That text exchange was one of 40,000 reviewed by the Justice Department's inspector general in the course of its review of the investigation into former Democratic presidential contender Hillary Clinton's private email server. Strzok played a senior role on the Clinton email investigation.
The inspector general's report, made public in June, found that there was no evidence that Strzok took any action in that inquiry as a result of political bias.
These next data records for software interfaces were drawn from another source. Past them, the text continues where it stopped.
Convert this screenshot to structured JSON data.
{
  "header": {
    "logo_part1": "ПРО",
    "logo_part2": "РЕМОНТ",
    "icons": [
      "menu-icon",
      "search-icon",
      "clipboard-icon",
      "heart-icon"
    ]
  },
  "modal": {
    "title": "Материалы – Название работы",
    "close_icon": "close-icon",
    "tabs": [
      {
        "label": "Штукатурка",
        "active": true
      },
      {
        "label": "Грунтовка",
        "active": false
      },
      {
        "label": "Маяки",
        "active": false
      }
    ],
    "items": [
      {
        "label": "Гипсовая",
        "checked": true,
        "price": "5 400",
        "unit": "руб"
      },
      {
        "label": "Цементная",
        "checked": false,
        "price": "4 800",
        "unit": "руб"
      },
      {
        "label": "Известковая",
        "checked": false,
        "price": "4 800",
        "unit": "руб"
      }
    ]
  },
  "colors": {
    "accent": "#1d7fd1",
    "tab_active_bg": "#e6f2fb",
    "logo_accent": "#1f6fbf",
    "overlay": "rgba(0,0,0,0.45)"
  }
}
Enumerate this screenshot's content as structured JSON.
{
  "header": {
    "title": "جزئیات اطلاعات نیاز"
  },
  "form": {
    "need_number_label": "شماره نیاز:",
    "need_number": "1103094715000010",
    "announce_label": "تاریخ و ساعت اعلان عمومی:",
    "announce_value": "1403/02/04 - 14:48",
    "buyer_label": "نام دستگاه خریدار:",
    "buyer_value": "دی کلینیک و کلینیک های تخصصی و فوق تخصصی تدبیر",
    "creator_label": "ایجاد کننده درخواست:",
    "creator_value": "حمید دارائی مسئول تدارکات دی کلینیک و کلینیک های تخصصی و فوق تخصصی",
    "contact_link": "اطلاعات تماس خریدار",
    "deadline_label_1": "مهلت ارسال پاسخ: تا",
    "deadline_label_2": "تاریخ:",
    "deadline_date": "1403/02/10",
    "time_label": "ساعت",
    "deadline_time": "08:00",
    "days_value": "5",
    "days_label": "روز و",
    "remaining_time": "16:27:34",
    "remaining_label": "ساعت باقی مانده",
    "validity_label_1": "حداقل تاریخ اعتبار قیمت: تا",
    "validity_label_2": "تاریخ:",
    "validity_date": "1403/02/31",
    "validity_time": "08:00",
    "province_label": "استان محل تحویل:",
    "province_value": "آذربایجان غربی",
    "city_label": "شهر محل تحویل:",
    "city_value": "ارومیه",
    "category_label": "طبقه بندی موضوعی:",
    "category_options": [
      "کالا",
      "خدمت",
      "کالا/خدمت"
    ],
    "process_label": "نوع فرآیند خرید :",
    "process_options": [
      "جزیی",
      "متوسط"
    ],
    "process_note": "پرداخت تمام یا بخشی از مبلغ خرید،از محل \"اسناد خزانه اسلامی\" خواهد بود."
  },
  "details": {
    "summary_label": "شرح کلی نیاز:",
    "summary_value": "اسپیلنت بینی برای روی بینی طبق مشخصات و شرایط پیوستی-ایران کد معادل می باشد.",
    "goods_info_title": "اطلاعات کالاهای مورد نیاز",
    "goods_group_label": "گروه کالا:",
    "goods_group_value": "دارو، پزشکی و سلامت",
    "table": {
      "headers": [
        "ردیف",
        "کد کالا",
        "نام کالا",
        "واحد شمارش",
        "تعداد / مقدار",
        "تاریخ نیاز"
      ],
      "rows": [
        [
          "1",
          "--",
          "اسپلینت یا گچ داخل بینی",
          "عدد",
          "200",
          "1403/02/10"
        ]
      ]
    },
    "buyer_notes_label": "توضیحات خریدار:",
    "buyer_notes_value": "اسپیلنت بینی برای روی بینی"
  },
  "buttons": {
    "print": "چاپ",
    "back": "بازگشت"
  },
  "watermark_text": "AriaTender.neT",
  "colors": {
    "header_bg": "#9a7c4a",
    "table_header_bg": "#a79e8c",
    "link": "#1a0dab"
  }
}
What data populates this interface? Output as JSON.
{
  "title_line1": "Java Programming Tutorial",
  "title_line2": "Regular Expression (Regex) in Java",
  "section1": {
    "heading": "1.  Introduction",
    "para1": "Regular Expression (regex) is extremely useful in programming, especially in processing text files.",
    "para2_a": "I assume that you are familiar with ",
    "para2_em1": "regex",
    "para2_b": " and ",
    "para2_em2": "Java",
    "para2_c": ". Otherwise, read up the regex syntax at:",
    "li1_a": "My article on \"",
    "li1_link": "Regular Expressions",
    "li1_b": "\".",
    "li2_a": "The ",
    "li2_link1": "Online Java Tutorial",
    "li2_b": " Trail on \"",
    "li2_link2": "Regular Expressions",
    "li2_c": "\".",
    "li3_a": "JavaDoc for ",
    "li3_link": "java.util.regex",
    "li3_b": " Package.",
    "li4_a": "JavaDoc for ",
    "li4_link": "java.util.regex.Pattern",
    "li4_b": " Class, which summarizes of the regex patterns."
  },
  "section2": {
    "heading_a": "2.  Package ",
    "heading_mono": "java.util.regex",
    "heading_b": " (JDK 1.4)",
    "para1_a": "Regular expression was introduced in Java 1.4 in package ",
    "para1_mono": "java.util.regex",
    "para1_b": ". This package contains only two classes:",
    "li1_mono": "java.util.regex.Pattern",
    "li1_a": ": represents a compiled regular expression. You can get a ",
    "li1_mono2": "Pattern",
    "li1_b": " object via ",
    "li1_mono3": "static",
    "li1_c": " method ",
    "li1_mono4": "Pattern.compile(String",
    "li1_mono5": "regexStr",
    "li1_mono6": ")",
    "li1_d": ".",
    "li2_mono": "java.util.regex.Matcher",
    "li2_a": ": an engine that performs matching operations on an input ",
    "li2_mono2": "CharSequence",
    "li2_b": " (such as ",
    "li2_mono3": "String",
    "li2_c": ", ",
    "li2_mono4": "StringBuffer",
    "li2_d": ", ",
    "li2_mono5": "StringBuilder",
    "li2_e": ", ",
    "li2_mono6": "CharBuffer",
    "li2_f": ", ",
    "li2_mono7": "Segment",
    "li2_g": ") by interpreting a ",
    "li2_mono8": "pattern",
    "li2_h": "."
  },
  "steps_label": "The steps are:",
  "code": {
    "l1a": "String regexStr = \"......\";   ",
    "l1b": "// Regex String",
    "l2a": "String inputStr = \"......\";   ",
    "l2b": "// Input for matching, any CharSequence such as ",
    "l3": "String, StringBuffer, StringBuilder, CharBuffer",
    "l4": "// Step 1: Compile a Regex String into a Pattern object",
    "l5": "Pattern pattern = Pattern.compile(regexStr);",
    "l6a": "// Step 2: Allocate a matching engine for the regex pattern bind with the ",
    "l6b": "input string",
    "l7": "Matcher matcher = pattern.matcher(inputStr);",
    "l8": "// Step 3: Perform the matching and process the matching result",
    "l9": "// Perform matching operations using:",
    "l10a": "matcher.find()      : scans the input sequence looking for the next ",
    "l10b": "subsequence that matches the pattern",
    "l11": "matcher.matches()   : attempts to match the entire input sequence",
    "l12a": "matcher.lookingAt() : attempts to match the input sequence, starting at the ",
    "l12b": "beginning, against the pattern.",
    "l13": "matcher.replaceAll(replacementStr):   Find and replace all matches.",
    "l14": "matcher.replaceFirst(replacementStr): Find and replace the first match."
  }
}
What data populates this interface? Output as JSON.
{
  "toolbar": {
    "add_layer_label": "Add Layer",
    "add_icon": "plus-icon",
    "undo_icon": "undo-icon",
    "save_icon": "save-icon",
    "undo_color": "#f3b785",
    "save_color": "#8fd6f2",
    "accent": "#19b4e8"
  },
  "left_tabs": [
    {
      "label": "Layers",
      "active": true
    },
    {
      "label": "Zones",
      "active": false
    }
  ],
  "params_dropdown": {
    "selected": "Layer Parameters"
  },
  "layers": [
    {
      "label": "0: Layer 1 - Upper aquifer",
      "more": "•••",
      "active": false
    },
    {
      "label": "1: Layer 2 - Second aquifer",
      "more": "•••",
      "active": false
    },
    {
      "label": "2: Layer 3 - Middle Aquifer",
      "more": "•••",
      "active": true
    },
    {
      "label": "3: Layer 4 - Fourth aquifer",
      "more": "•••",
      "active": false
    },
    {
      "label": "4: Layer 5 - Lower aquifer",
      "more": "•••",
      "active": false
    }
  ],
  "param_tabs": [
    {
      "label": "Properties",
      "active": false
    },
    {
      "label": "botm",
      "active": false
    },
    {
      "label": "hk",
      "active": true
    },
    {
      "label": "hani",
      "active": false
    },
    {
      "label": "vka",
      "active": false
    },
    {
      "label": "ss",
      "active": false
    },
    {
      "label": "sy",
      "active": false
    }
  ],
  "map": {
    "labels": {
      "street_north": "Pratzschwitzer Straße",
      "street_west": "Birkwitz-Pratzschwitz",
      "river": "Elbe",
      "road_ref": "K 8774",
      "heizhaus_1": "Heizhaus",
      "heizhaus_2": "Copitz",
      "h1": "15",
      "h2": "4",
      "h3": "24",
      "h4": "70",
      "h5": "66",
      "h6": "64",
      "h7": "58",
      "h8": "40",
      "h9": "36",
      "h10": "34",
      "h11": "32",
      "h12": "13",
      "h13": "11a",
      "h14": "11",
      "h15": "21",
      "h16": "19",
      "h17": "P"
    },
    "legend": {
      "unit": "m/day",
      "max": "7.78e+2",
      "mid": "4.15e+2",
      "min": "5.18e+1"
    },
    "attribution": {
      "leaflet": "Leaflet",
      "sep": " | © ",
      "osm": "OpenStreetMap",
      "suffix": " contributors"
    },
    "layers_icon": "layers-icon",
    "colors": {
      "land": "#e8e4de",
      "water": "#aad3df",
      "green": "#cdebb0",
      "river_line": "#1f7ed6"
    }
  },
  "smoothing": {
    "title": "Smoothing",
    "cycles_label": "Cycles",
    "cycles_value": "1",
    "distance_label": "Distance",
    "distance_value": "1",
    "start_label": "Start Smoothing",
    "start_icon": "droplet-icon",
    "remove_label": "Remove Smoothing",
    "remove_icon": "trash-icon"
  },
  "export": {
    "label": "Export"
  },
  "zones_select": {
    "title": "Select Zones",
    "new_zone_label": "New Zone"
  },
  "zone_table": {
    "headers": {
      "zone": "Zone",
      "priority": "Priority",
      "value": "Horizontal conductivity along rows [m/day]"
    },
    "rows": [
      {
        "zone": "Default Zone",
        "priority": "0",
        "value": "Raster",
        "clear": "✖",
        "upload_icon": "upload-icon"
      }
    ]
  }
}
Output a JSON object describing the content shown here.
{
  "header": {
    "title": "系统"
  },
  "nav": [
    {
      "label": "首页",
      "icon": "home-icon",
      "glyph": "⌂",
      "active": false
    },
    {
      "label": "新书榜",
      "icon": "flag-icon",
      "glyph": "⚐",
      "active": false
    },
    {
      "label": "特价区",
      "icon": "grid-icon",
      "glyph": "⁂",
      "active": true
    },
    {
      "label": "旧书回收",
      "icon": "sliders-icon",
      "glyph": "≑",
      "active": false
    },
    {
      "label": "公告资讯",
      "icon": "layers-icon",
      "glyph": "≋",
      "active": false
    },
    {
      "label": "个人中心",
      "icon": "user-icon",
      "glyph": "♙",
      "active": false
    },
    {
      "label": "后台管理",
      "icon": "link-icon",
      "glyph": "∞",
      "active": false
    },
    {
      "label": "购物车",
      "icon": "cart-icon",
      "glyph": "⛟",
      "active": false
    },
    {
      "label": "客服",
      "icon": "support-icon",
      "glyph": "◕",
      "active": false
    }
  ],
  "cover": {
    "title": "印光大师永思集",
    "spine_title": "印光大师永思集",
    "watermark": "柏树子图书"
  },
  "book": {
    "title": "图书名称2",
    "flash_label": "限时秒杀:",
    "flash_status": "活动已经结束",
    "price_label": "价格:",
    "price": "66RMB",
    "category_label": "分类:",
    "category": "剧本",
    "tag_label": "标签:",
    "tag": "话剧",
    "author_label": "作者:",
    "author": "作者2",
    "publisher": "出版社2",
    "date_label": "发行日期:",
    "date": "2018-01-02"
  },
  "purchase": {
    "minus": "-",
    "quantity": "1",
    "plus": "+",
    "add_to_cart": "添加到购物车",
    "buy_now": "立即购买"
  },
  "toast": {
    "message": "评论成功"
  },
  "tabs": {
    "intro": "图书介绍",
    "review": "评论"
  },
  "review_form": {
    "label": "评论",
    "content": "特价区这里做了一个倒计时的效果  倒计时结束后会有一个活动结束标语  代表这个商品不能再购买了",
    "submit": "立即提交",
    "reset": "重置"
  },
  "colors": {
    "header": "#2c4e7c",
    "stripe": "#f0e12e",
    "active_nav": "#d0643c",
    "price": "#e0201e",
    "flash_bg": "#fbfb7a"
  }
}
The text messages, however, "cast a cloud over the entire FBI investigation," the inspector general concluded.
Trump called for the email investigation to be "properly redone" in a Monday post on Twitter.
The president and a number of Republican lawmakers have seized on the texts to discredit Mueller's Russia probe, which the president has referred to as the "Rigged Witch Hunt headed by Strzok!"
Strzok appeared before Congress in July and defended his actions in the face of a a raucous grilling from lawmakers.
"Not once in my 26 years of defending my nation did my personal opinions impact any official action I took," Strzok said at the time.
FBI Director Christopher Wray told Congress after the inspector general's report was published that the FBI would "hold accountable any employee for potential misconduct" and said that the matter had been referred to the office of professional responsibility.
"We are going to adhere to the disciplinary process that that office has, fairly but without delay" Wray said during a June hearing before the the Senate Judiciary Committee. "Once all the steps in the process are complete we will not hesitate to hold people accountable."